Join Today!

Editor's Choice

  • Book Jacket: Hag-Seed
    by Margaret Atwood
    There's a scene in The Tempest that many critics have concluded is indicative of Shakespeare&#...
  • Book Jacket: Crossing the Horizon
    Crossing the Horizon
    by Laurie Notaro
    In Crossing the Horizon, Laurie Notaro takes us back to a time when flying was a rare and risky ...
  • Book Jacket
    Auntie Poldi and the Sicilian Lions
    by Mario Giordano
    Munich matron and self-described worldly sophisticate, Isolde Oberreiter, has decided to retire to a...
Book Discussions
Book Jacket
The Bone Tree
by Greg Iles

An epic trilogy of blood and race, family and justice.

About the book
Join the discussion!

First Impressions

  • Book Jacket

    Les Parisiennes
    by Anne Sebba

    How the women of Paris lived, loved, and died under Nazi occupation.

    Read Member Reviews

Win this book!
Win The World of Poldark

Win the book & DVD

Enter to win The World of Poldark and the full first series on DVD.


Word Play

Solve this clue:

One S D N M A S

and be entered to win..

Books that     

 & enlighten

Visitors can view some of BookBrowse for free. Full access is for members only.

Join Today!

Your guide toexceptional          books

BookBrowse seeks out and recommends books that we believe to be best in class. Books that will whisk you to faraway places and times, that will expand your mind and challenge you -- the kinds of books you just can't wait to tell your friends about.


Free Weekly Newsletter

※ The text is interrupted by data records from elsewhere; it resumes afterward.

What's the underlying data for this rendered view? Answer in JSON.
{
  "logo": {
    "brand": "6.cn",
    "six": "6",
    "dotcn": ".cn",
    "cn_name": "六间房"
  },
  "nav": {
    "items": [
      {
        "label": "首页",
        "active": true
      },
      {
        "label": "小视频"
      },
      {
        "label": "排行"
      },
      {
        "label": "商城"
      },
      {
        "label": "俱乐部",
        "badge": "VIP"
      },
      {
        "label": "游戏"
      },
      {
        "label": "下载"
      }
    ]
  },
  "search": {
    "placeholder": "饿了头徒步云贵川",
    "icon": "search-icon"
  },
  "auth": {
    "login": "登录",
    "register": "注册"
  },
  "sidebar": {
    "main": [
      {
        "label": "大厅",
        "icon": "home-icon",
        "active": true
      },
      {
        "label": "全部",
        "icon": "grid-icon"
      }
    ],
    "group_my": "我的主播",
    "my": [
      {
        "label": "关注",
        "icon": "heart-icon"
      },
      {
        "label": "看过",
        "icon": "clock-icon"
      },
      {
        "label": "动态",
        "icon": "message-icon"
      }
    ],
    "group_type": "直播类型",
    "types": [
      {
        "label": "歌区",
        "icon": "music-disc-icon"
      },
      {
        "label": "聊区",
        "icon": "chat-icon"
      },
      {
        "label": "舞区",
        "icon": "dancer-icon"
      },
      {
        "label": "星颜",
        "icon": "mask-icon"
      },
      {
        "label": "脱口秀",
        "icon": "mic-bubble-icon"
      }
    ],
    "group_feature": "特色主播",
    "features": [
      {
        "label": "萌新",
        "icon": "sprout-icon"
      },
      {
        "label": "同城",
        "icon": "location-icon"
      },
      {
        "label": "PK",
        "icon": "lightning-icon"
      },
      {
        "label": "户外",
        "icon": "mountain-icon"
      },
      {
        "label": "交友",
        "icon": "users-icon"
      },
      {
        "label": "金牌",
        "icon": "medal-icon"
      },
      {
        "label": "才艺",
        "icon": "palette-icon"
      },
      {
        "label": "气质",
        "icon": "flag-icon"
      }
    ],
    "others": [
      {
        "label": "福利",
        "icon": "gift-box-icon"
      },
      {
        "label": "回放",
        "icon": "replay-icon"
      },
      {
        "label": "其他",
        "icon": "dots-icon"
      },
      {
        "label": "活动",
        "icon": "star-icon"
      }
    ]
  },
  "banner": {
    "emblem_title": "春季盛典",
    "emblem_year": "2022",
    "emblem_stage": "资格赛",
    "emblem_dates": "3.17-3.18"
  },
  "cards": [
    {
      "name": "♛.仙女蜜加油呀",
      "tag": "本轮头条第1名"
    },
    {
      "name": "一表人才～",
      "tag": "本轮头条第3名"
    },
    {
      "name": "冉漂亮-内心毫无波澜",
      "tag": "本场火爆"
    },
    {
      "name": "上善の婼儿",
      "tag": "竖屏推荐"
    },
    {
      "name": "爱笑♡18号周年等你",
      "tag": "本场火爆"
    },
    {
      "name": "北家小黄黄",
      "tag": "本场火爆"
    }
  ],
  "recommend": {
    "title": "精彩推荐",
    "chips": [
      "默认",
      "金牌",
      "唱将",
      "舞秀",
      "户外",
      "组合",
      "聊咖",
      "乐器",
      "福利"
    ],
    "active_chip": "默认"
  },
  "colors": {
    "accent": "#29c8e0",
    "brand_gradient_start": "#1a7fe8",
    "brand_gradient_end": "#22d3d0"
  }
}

Keep up with what's happening in the world of books:
Reviews, previews, interviews and more!

Spam Free: Your email is never shared with anyone; opt out any time.